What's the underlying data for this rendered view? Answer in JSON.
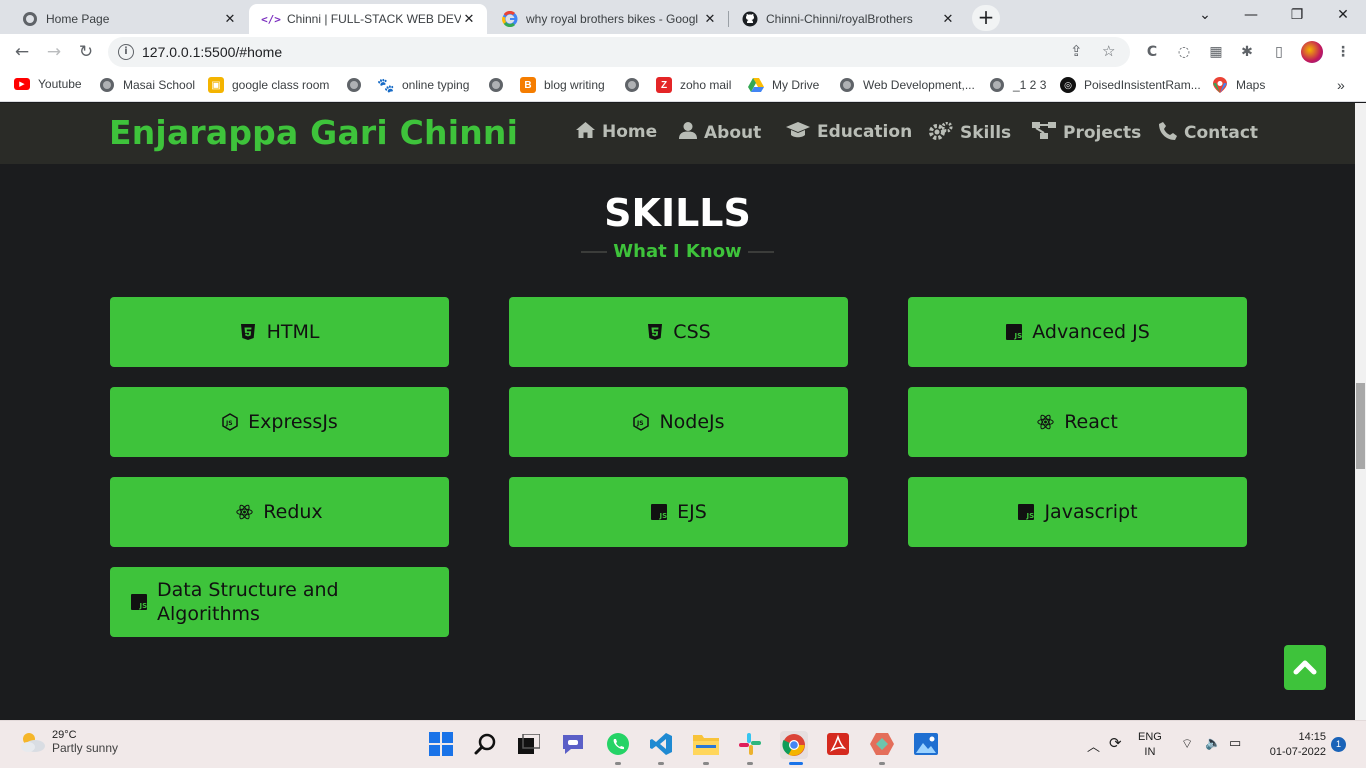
{
  "browser": {
    "tabs": [
      {
        "title": "Home Page",
        "favicon": "globe-icon",
        "active": false
      },
      {
        "title": "Chinni | FULL-STACK WEB DEVELO",
        "favicon": "code-icon",
        "active": true
      },
      {
        "title": "why royal brothers bikes - Googl",
        "favicon": "google-icon",
        "active": false
      },
      {
        "title": "Chinni-Chinni/royalBrothers",
        "favicon": "github-icon",
        "active": false
      }
    ],
    "url": "127.0.0.1:5500/#home",
    "bookmarks": [
      {
        "label": "Youtube",
        "icon": "youtube-icon"
      },
      {
        "label": "Masai School",
        "icon": "globe-icon"
      },
      {
        "label": "google class room",
        "icon": "classroom-icon"
      },
      {
        "label": "online typing",
        "icon": "paw-icon"
      },
      {
        "label": "blog writing",
        "icon": "blogger-icon"
      },
      {
        "label": "zoho mail",
        "icon": "zoho-icon"
      },
      {
        "label": "My Drive",
        "icon": "drive-icon"
      },
      {
        "label": "Web Development,...",
        "icon": "globe-icon"
      },
      {
        "label": "_1 2 3",
        "icon": "globe-icon"
      },
      {
        "label": "PoisedInsistentRam...",
        "icon": "replit-icon"
      },
      {
        "label": "Maps",
        "icon": "maps-icon"
      }
    ]
  },
  "site": {
    "brand": "Enjarappa Gari Chinni",
    "nav": [
      {
        "label": "Home",
        "icon": "home-icon"
      },
      {
        "label": "About",
        "icon": "user-icon"
      },
      {
        "label": "Education",
        "icon": "graduation-cap-icon"
      },
      {
        "label": "Skills",
        "icon": "gears-icon"
      },
      {
        "label": "Projects",
        "icon": "project-diagram-icon"
      },
      {
        "label": "Contact",
        "icon": "phone-icon"
      }
    ],
    "section_title": "SKILLS",
    "section_subtitle": "What I Know",
    "skills": [
      {
        "label": "HTML",
        "icon": "html5-icon"
      },
      {
        "label": "CSS",
        "icon": "css3-icon"
      },
      {
        "label": "Advanced JS",
        "icon": "js-square-icon"
      },
      {
        "label": "ExpressJs",
        "icon": "nodejs-icon"
      },
      {
        "label": "NodeJs",
        "icon": "nodejs-icon"
      },
      {
        "label": "React",
        "icon": "react-icon"
      },
      {
        "label": "Redux",
        "icon": "react-icon"
      },
      {
        "label": "EJS",
        "icon": "js-square-icon"
      },
      {
        "label": "Javascript",
        "icon": "js-square-icon"
      },
      {
        "label": "Data Structure and\nAlgorithms",
        "icon": "js-square-icon"
      }
    ],
    "accent_color": "#3ec33b"
  },
  "taskbar": {
    "temperature": "29°C",
    "condition": "Partly sunny",
    "language": "ENG",
    "region": "IN",
    "time": "14:15",
    "date": "01-07-2022",
    "notifications": "1"
  }
}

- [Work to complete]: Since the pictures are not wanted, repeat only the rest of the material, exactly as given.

- [Solution]:
What's the underlying data for this rendered view? Answer in JSON.
{
  "browser": {
    "tabs": [
      {
        "title": "Home Page",
        "favicon": "globe-icon",
        "active": false
      },
      {
        "title": "Chinni | FULL-STACK WEB DEVELO",
        "favicon": "code-icon",
        "active": true
      },
      {
        "title": "why royal brothers bikes - Googl",
        "favicon": "google-icon",
        "active": false
      },
      {
        "title": "Chinni-Chinni/royalBrothers",
        "favicon": "github-icon",
        "active": false
      }
    ],
    "url": "127.0.0.1:5500/#home",
    "bookmarks": [
      {
        "label": "Youtube",
        "icon": "youtube-icon"
      },
      {
        "label": "Masai School",
        "icon": "globe-icon"
      },
      {
        "label": "google class room",
        "icon": "classroom-icon"
      },
      {
        "label": "online typing",
        "icon": "paw-icon"
      },
      {
        "label": "blog writing",
        "icon": "blogger-icon"
      },
      {
        "label": "zoho mail",
        "icon": "zoho-icon"
      },
      {
        "label": "My Drive",
        "icon": "drive-icon"
      },
      {
        "label": "Web Development,...",
        "icon": "globe-icon"
      },
      {
        "label": "_1 2 3",
        "icon": "globe-icon"
      },
      {
        "label": "PoisedInsistentRam...",
        "icon": "replit-icon"
      },
      {
        "label": "Maps",
        "icon": "maps-icon"
      }
    ]
  },
  "site": {
    "brand": "Enjarappa Gari Chinni",
    "nav": [
      {
        "label": "Home",
        "icon": "home-icon"
      },
      {
        "label": "About",
        "icon": "user-icon"
      },
      {
        "label": "Education",
        "icon": "graduation-cap-icon"
      },
      {
        "label": "Skills",
        "icon": "gears-icon"
      },
      {
        "label": "Projects",
        "icon": "project-diagram-icon"
      },
      {
        "label": "Contact",
        "icon": "phone-icon"
      }
    ],
    "section_title": "SKILLS",
    "section_subtitle": "What I Know",
    "skills": [
      {
        "label": "HTML",
        "icon": "html5-icon"
      },
      {
        "label": "CSS",
        "icon": "css3-icon"
      },
      {
        "label": "Advanced JS",
        "icon": "js-square-icon"
      },
      {
        "label": "ExpressJs",
        "icon": "nodejs-icon"
      },
      {
        "label": "NodeJs",
        "icon": "nodejs-icon"
      },
      {
        "label": "React",
        "icon": "react-icon"
      },
      {
        "label": "Redux",
        "icon": "react-icon"
      },
      {
        "label": "EJS",
        "icon": "js-square-icon"
      },
      {
        "label": "Javascript",
        "icon": "js-square-icon"
      },
      {
        "label": "Data Structure and\nAlgorithms",
        "icon": "js-square-icon"
      }
    ],
    "accent_color": "#3ec33b"
  },
  "taskbar": {
    "temperature": "29°C",
    "condition": "Partly sunny",
    "language": "ENG",
    "region": "IN",
    "time": "14:15",
    "date": "01-07-2022",
    "notifications": "1"
  }
}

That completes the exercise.